• _Information_
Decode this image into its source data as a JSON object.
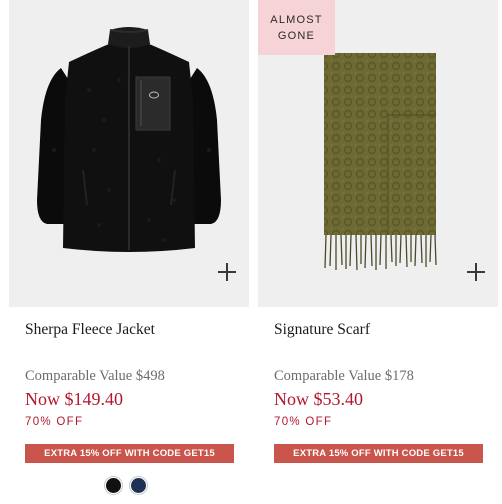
{
  "products": [
    {
      "name": "Sherpa Fleece Jacket",
      "comparable": "Comparable Value $498",
      "now": "Now $149.40",
      "percent_off": "70% OFF",
      "promo": "EXTRA 15% OFF WITH CODE GET15",
      "swatches": [
        {
          "color": "#111111"
        },
        {
          "color": "#1e3054"
        }
      ]
    },
    {
      "badge": "ALMOST\nGONE",
      "name": "Signature Scarf",
      "comparable": "Comparable Value $178",
      "now": "Now $53.40",
      "percent_off": "70% OFF",
      "promo": "EXTRA 15% OFF WITH CODE GET15"
    }
  ],
  "colors": {
    "sale_red": "#b3172d",
    "promo_bg": "#c9554c",
    "badge_bg": "#f6d3d6",
    "image_bg": "#efefef"
  }
}
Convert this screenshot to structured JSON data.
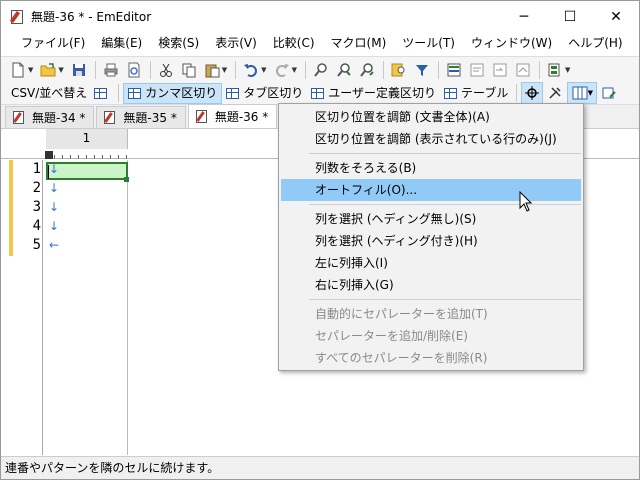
{
  "window": {
    "title": "無題-36 * - EmEditor",
    "minimize_glyph": "─",
    "maximize_glyph": "☐",
    "close_glyph": "✕"
  },
  "menubar": {
    "items": [
      "ファイル(F)",
      "編集(E)",
      "検索(S)",
      "表示(V)",
      "比較(C)",
      "マクロ(M)",
      "ツール(T)",
      "ウィンドウ(W)",
      "ヘルプ(H)"
    ]
  },
  "toolbar1": {
    "icons": [
      "new-file-icon",
      "open-folder-icon",
      "save-icon",
      "print-icon",
      "print-preview-icon",
      "cut-icon",
      "copy-icon",
      "paste-icon",
      "undo-icon",
      "redo-icon",
      "find-icon",
      "find-next-icon",
      "find-prev-icon",
      "find-in-files-icon",
      "filter-icon",
      "outline-icon",
      "wrap-icon",
      "wrap-window-icon",
      "wrap-page-icon",
      "plugin-icon"
    ]
  },
  "toolbar2": {
    "csv_sort_label": "CSV/並べ替え",
    "comma_label": "カンマ区切り",
    "tab_label": "タブ区切り",
    "user_label": "ユーザー定義区切り",
    "table_label": "テーブル"
  },
  "tabs": [
    {
      "label": "無題-34 *",
      "active": false
    },
    {
      "label": "無題-35 *",
      "active": false
    },
    {
      "label": "無題-36 *",
      "active": true
    }
  ],
  "editor": {
    "column_header": "1",
    "line_numbers": [
      "1",
      "2",
      "3",
      "4",
      "5"
    ],
    "eol_marks": [
      "↓",
      "↓",
      "↓",
      "↓",
      "←"
    ]
  },
  "context_menu": {
    "groups": [
      [
        {
          "label": "区切り位置を調節 (文書全体)(A)",
          "disabled": false
        },
        {
          "label": "区切り位置を調節 (表示されている行のみ)(J)",
          "disabled": false
        }
      ],
      [
        {
          "label": "列数をそろえる(B)",
          "disabled": false
        },
        {
          "label": "オートフィル(O)...",
          "disabled": false,
          "highlighted": true
        }
      ],
      [
        {
          "label": "列を選択 (ヘディング無し)(S)",
          "disabled": false
        },
        {
          "label": "列を選択 (ヘディング付き)(H)",
          "disabled": false
        },
        {
          "label": "左に列挿入(I)",
          "disabled": false
        },
        {
          "label": "右に列挿入(G)",
          "disabled": false
        }
      ],
      [
        {
          "label": "自動的にセパレーターを追加(T)",
          "disabled": true
        },
        {
          "label": "セパレーターを追加/削除(E)",
          "disabled": true
        },
        {
          "label": "すべてのセパレーターを削除(R)",
          "disabled": true
        }
      ]
    ]
  },
  "statusbar": {
    "text": "連番やパターンを隣のセルに続けます。"
  },
  "colors": {
    "highlight": "#91c9f7",
    "cell_fill": "#c9f5c9",
    "cell_border": "#2e7d32",
    "change_bar": "#f2c84b",
    "eol_mark": "#3a6fd8"
  }
}
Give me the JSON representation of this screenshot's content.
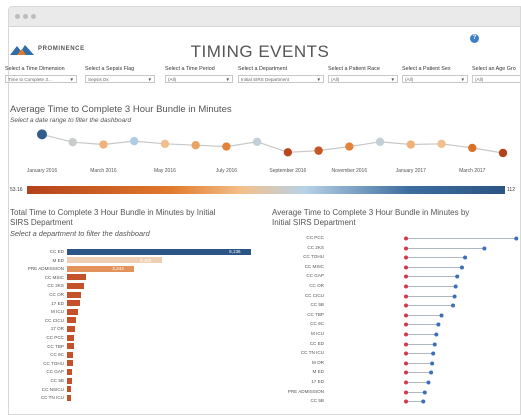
{
  "app": {
    "brand": "PROMINENCE",
    "title": "TIMING EVENTS"
  },
  "colors": {
    "accent_blue": "#2a5585",
    "accent_orange": "#b5411b",
    "help_blue": "#3d7fc6",
    "lollipop_red": "#d6374a"
  },
  "filters": [
    {
      "label": "Select a Time Dimension",
      "value": "Time to Complete 3..."
    },
    {
      "label": "Select a Sepsis Flag",
      "value": "Sepsis Dx"
    },
    {
      "label": "Select a Time Period",
      "value": "(All)"
    },
    {
      "label": "Select a Department",
      "value": "Initial SIRS Department"
    },
    {
      "label": "Select a Patient Race",
      "value": "(All)"
    },
    {
      "label": "Select a Patient Sex",
      "value": "(All)"
    },
    {
      "label": "Select an Age Gro",
      "value": "(All)"
    }
  ],
  "top_chart": {
    "title": "Average Time to Complete 3 Hour Bundle in Minutes",
    "subtitle": "Select a date range to filter the dashboard",
    "x_ticks": [
      "January 2016",
      "March 2016",
      "May 2016",
      "July 2016",
      "September 2016",
      "November 2016",
      "January 2017",
      "March 2017"
    ]
  },
  "legend": {
    "min_label": "53.16",
    "max_label": "112"
  },
  "left_chart": {
    "title_line1": "Total Time to Complete 3 Hour Bundle in Minutes by Initial",
    "title_line2": "SIRS Department",
    "subtitle": "Select a department to filter the dashboard"
  },
  "right_chart": {
    "title_line1": "Average Time to Complete 3 Hour Bundle in Minutes by",
    "title_line2": "Initial SIRS Department"
  },
  "chart_data": [
    {
      "type": "line",
      "x": [
        "2016-01",
        "2016-02",
        "2016-03",
        "2016-04",
        "2016-05",
        "2016-06",
        "2016-07",
        "2016-08",
        "2016-09",
        "2016-10",
        "2016-11",
        "2016-12",
        "2017-01",
        "2017-02",
        "2017-03",
        "2017-04"
      ],
      "values": [
        108,
        85,
        78,
        88,
        80,
        76,
        72,
        86,
        55,
        60,
        72,
        86,
        78,
        80,
        68,
        53
      ],
      "ylim": [
        50,
        115
      ]
    },
    {
      "type": "bar",
      "categories": [
        "CC ED",
        "M ED",
        "PRE ADMISSION",
        "CC MSIC",
        "CC 2KS",
        "CC OR",
        "17 ED",
        "M ICU",
        "CC CICU",
        "17 OR",
        "CC PCC",
        "CC TBP",
        "CC 6C",
        "CC TOHU",
        "CC GAP",
        "CC 5B",
        "CC NSICU",
        "CC TN ICU"
      ],
      "values": [
        6136,
        3162,
        2244,
        620,
        560,
        460,
        420,
        380,
        300,
        260,
        240,
        230,
        210,
        200,
        180,
        160,
        140,
        120
      ],
      "data_labels": [
        "6,136",
        "3,162",
        "2,244",
        "",
        "",
        "",
        "",
        "",
        "",
        "",
        "",
        "",
        "",
        "",
        "",
        "",
        "",
        ""
      ],
      "xlim": [
        0,
        6500
      ]
    },
    {
      "type": "scatter",
      "categories": [
        "CC PCC",
        "CC 2KS",
        "CC TOHU",
        "CC MSIC",
        "CC GAP",
        "CC OR",
        "CC CICU",
        "CC 5B",
        "CC TBP",
        "CC 6C",
        "M ICU",
        "CC ED",
        "CC TN ICU",
        "M OR",
        "M ED",
        "17 ED",
        "PRE ADMISSION",
        "CC 5B"
      ],
      "values": [
        211,
        150,
        113,
        107,
        98,
        95,
        93,
        90,
        68,
        62,
        58,
        55,
        52,
        50,
        48,
        43,
        36,
        33
      ],
      "baseline": 0,
      "xlim": [
        0,
        220
      ]
    }
  ]
}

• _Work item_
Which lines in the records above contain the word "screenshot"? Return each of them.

• _Answer to the problem_
Convert this screenshot to structured JSON data.
Give me the JSON representation of this screenshot's content.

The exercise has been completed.